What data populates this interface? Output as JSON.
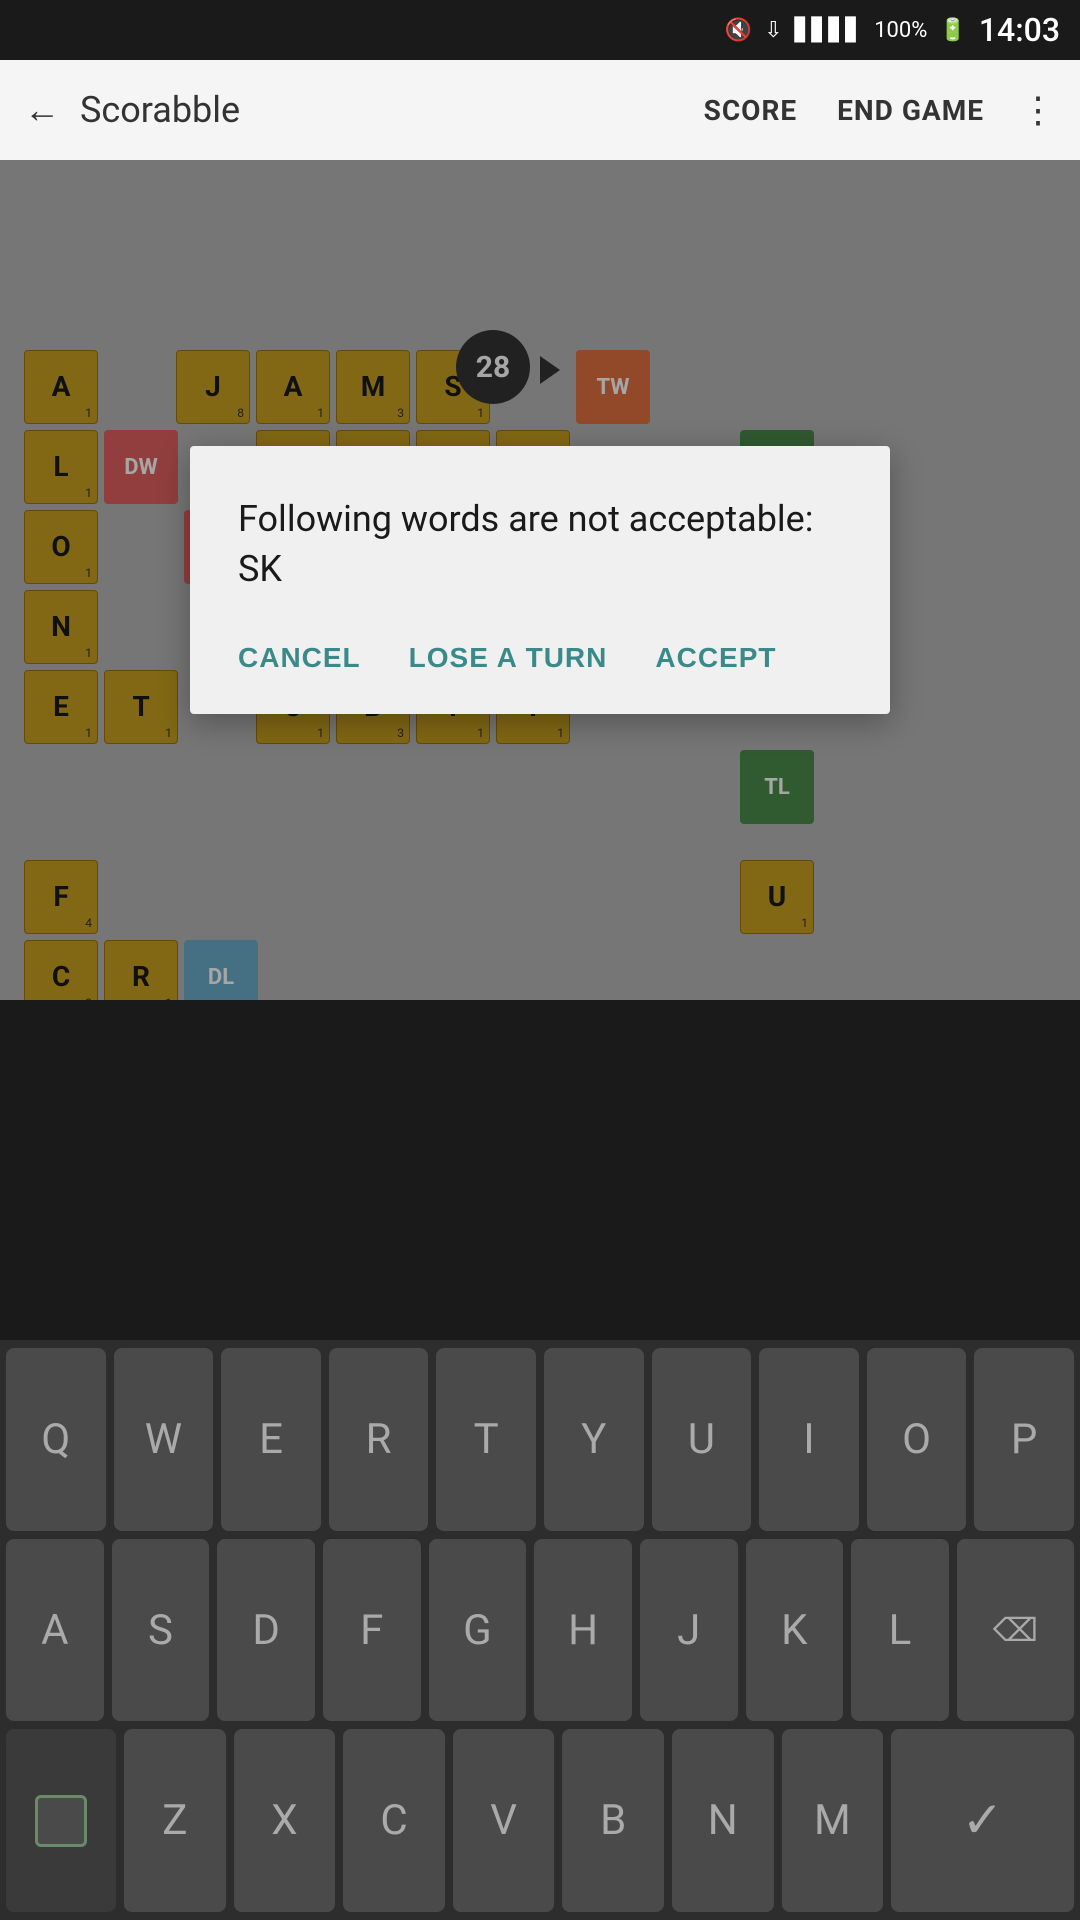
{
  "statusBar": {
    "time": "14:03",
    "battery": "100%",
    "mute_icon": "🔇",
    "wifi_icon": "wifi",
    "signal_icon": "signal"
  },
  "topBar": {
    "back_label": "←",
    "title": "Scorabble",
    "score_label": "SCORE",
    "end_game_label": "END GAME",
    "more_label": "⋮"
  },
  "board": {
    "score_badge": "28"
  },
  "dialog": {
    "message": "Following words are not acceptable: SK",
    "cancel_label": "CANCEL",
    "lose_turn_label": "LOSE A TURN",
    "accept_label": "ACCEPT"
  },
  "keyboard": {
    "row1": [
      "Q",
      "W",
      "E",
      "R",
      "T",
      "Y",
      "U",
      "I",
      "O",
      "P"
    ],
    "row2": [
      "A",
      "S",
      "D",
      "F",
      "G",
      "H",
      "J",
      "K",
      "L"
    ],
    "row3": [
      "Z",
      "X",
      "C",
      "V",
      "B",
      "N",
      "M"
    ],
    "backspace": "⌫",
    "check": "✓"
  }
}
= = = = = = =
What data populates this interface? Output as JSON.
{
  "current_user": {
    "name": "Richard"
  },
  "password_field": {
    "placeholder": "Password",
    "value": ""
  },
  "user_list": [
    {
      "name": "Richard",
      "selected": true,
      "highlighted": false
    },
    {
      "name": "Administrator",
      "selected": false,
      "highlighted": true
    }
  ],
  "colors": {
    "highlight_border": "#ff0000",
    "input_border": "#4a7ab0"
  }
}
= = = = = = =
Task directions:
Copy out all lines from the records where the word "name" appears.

Result of the task:
    "name": "Richard"
      "name": "Richard",
      "name": "Administrator",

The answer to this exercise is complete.